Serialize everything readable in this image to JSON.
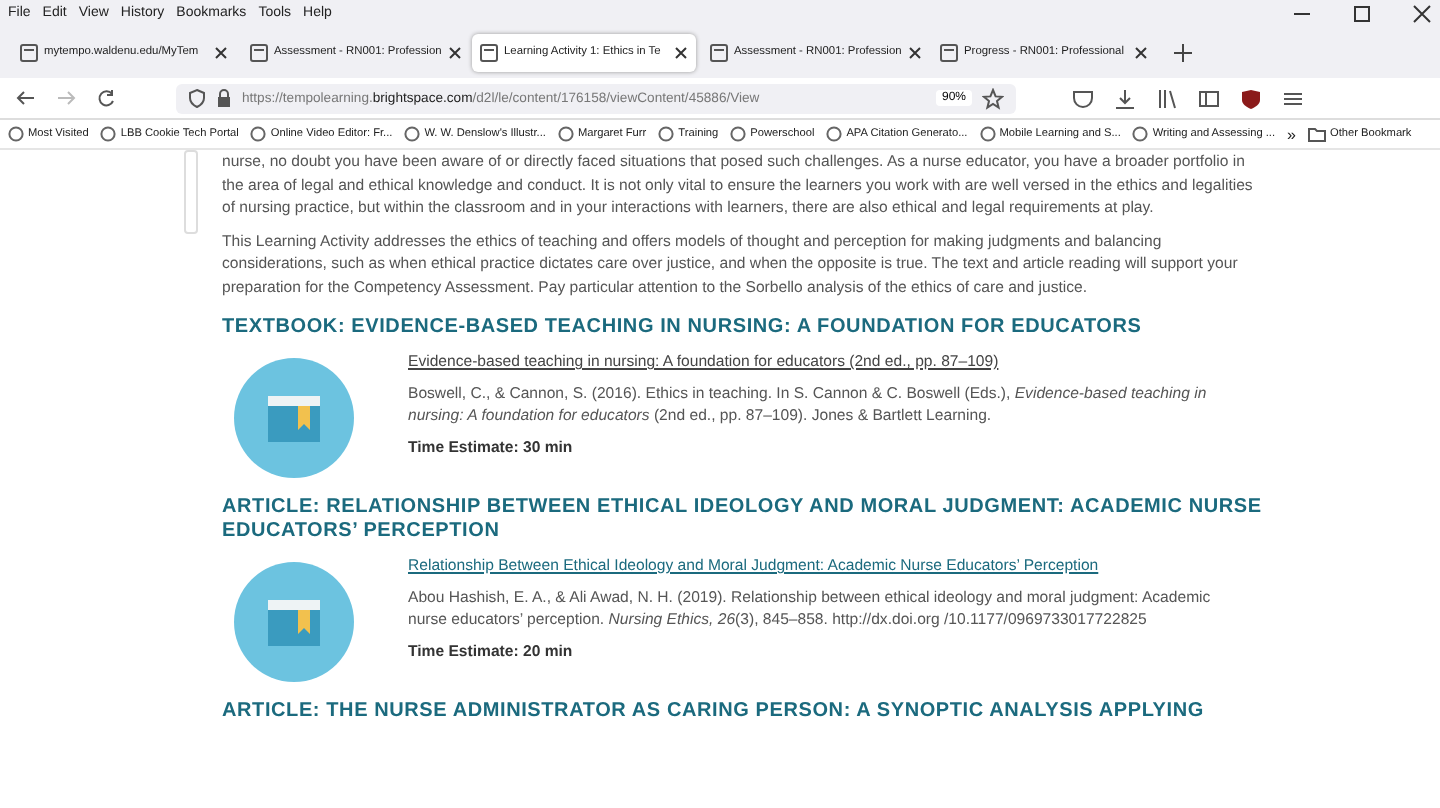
{
  "menu": [
    "File",
    "Edit",
    "View",
    "History",
    "Bookmarks",
    "Tools",
    "Help"
  ],
  "tabs": [
    {
      "title": "mytempo.waldenu.edu/MyTem",
      "selected": false
    },
    {
      "title": "Assessment - RN001: Profession",
      "selected": false
    },
    {
      "title": "Learning Activity 1: Ethics in Te",
      "selected": true
    },
    {
      "title": "Assessment - RN001: Profession",
      "selected": false
    },
    {
      "title": "Progress - RN001: Professional",
      "selected": false
    }
  ],
  "address": {
    "prefix": "https://tempolearning.",
    "domain": "brightspace.com",
    "path": "/d2l/le/content/176158/viewContent/45886/View",
    "zoom": "90%"
  },
  "bookmarks": [
    "Most Visited",
    "LBB Cookie Tech Portal",
    "Online Video Editor: Fr...",
    "W. W. Denslow's Illustr...",
    "Margaret Furr",
    "Training",
    "Powerschool",
    "APA Citation Generato...",
    "Mobile Learning and S...",
    "Writing and Assessing ..."
  ],
  "bookmarks_more": "»",
  "other_bookmarks": "Other Bookmark",
  "paragraphs": [
    "nurse, no doubt you have been aware of or directly faced situations that posed such challenges. As a nurse educator, you have a broader portfolio in the area of legal and ethical knowledge and conduct. It is not only vital to ensure the learners you work with are well versed in the ethics and legalities of nursing practice, but within the classroom and in your interactions with learners, there are also ethical and legal requirements at play.",
    "This Learning Activity addresses the ethics of teaching and offers models of thought and perception for making judgments and balancing considerations, such as when ethical practice dictates care over justice, and when the opposite is true. The text and article reading will support your preparation for the Competency Assessment. Pay particular attention to the Sorbello analysis of the ethics of care and justice."
  ],
  "resources": [
    {
      "heading": "TEXTBOOK: EVIDENCE-BASED TEACHING IN NURSING: A FOUNDATION FOR EDUCATORS",
      "link": "Evidence-based teaching in nursing: A foundation for educators (2nd ed., pp. 87–109)",
      "citation": "Boswell, C., & Cannon, S. (2016). Ethics in teaching. In S. Cannon & C. Boswell (Eds.), *Evidence-based teaching in nursing: A foundation for educators* (2nd ed., pp. 87–109). Jones & Bartlett Learning.",
      "time": "Time Estimate: 30 min"
    },
    {
      "heading": "ARTICLE: RELATIONSHIP BETWEEN ETHICAL IDEOLOGY AND MORAL JUDGMENT: ACADEMIC NURSE EDUCATORS’ PERCEPTION",
      "link": "Relationship Between Ethical Ideology and Moral Judgment: Academic Nurse Educators’ Perception",
      "citation": "Abou Hashish, E. A., & Ali Awad, N. H. (2019). Relationship between ethical ideology and moral judgment: Academic nurse educators’ perception. *Nursing Ethics, 26*(3), 845–858. http://dx.doi.org /10.1177/0969733017722825",
      "time": "Time Estimate: 20 min"
    }
  ],
  "next_heading": "ARTICLE: THE NURSE ADMINISTRATOR AS CARING PERSON: A SYNOPTIC ANALYSIS APPLYING"
}
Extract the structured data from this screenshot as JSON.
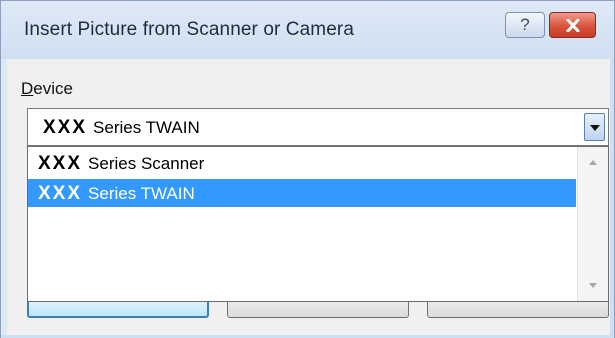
{
  "window": {
    "title": "Insert Picture from Scanner or Camera",
    "help_glyph": "?",
    "close_icon": "close-icon"
  },
  "device": {
    "label_prefix": "D",
    "label_rest": "evice",
    "selected_brand": "XXX",
    "selected_name": "Series TWAIN",
    "options": [
      {
        "brand": "XXX",
        "name": "Series Scanner",
        "selected": false
      },
      {
        "brand": "XXX",
        "name": "Series TWAIN",
        "selected": true
      }
    ]
  },
  "colors": {
    "selection": "#3399ff",
    "titlebar": "#dfe9f6",
    "close_button": "#d9543b"
  }
}
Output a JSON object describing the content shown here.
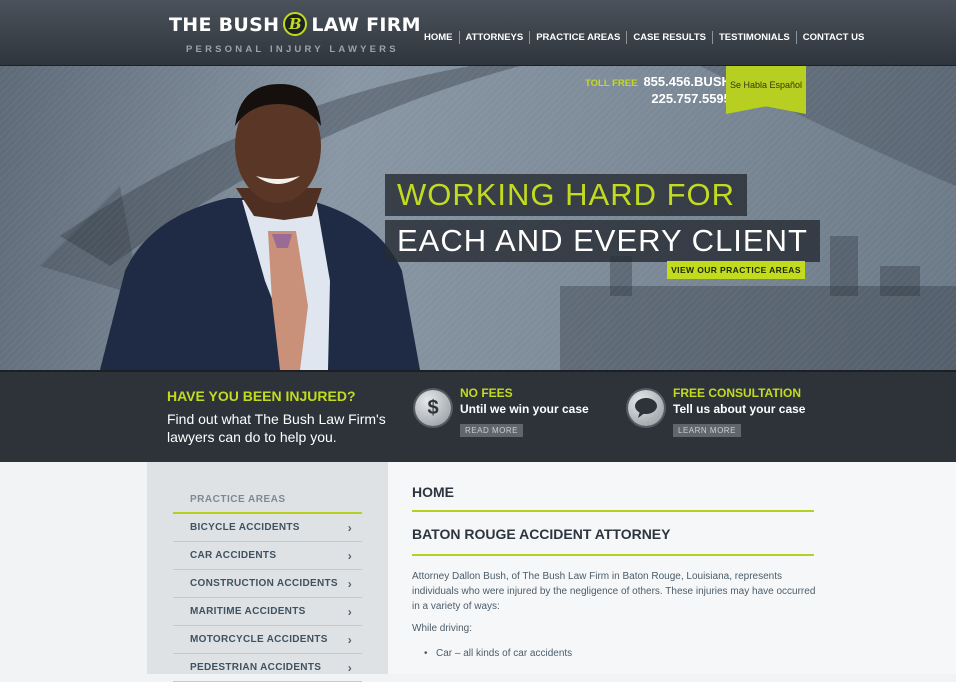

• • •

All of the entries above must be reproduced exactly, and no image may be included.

◆ Answer space
Serialize everything readable in this image to JSON.
{
  "menu": [
    "File",
    "Edit",
    "View",
    "History",
    "Bookmarks",
    "Tools",
    "Help"
  ],
  "tabs": [
    {
      "title": "mytempo.waldenu.edu/MyTem",
      "selected": false
    },
    {
      "title": "Assessment - RN001: Profession",
      "selected": false
    },
    {
      "title": "Learning Activity 1: Ethics in Te",
      "selected": true
    },
    {
      "title": "Assessment - RN001: Profession",
      "selected": false
    },
    {
      "title": "Progress - RN001: Professional",
      "selected": false
    }
  ],
  "address": {
    "prefix": "https://tempolearning.",
    "domain": "brightspace.com",
    "path": "/d2l/le/content/176158/viewContent/45886/View",
    "zoom": "90%"
  },
  "bookmarks": [
    "Most Visited",
    "LBB Cookie Tech Portal",
    "Online Video Editor: Fr...",
    "W. W. Denslow's Illustr...",
    "Margaret Furr",
    "Training",
    "Powerschool",
    "APA Citation Generato...",
    "Mobile Learning and S...",
    "Writing and Assessing ..."
  ],
  "bookmarks_more": "»",
  "other_bookmarks": "Other Bookmark",
  "paragraphs": [
    "nurse, no doubt you have been aware of or directly faced situations that posed such challenges. As a nurse educator, you have a broader portfolio in the area of legal and ethical knowledge and conduct. It is not only vital to ensure the learners you work with are well versed in the ethics and legalities of nursing practice, but within the classroom and in your interactions with learners, there are also ethical and legal requirements at play.",
    "This Learning Activity addresses the ethics of teaching and offers models of thought and perception for making judgments and balancing considerations, such as when ethical practice dictates care over justice, and when the opposite is true. The text and article reading will support your preparation for the Competency Assessment. Pay particular attention to the Sorbello analysis of the ethics of care and justice."
  ],
  "resources": [
    {
      "heading": "TEXTBOOK: EVIDENCE-BASED TEACHING IN NURSING: A FOUNDATION FOR EDUCATORS",
      "link": "Evidence-based teaching in nursing: A foundation for educators (2nd ed., pp. 87–109)",
      "citation": "Boswell, C., & Cannon, S. (2016). Ethics in teaching. In S. Cannon & C. Boswell (Eds.), *Evidence-based teaching in nursing: A foundation for educators* (2nd ed., pp. 87–109). Jones & Bartlett Learning.",
      "time": "Time Estimate: 30 min"
    },
    {
      "heading": "ARTICLE: RELATIONSHIP BETWEEN ETHICAL IDEOLOGY AND MORAL JUDGMENT: ACADEMIC NURSE EDUCATORS’ PERCEPTION",
      "link": "Relationship Between Ethical Ideology and Moral Judgment: Academic Nurse Educators’ Perception",
      "citation": "Abou Hashish, E. A., & Ali Awad, N. H. (2019). Relationship between ethical ideology and moral judgment: Academic nurse educators’ perception. *Nursing Ethics, 26*(3), 845–858. http://dx.doi.org /10.1177/0969733017722825",
      "time": "Time Estimate: 20 min"
    }
  ],
  "next_heading": "ARTICLE: THE NURSE ADMINISTRATOR AS CARING PERSON: A SYNOPTIC ANALYSIS APPLYING"
}
Extract the structured data from this screenshot as JSON.
{
  "window": {
    "title": "Insert Picture from Scanner or Camera",
    "help_glyph": "?",
    "close_icon": "close-icon"
  },
  "device": {
    "label_prefix": "D",
    "label_rest": "evice",
    "selected_brand": "XXX",
    "selected_name": "Series TWAIN",
    "options": [
      {
        "brand": "XXX",
        "name": "Series Scanner",
        "selected": false
      },
      {
        "brand": "XXX",
        "name": "Series TWAIN",
        "selected": true
      }
    ]
  },
  "colors": {
    "selection": "#3399ff",
    "titlebar": "#dfe9f6",
    "close_button": "#d9543b"
  }
}
Output a JSON object describing the content shown here.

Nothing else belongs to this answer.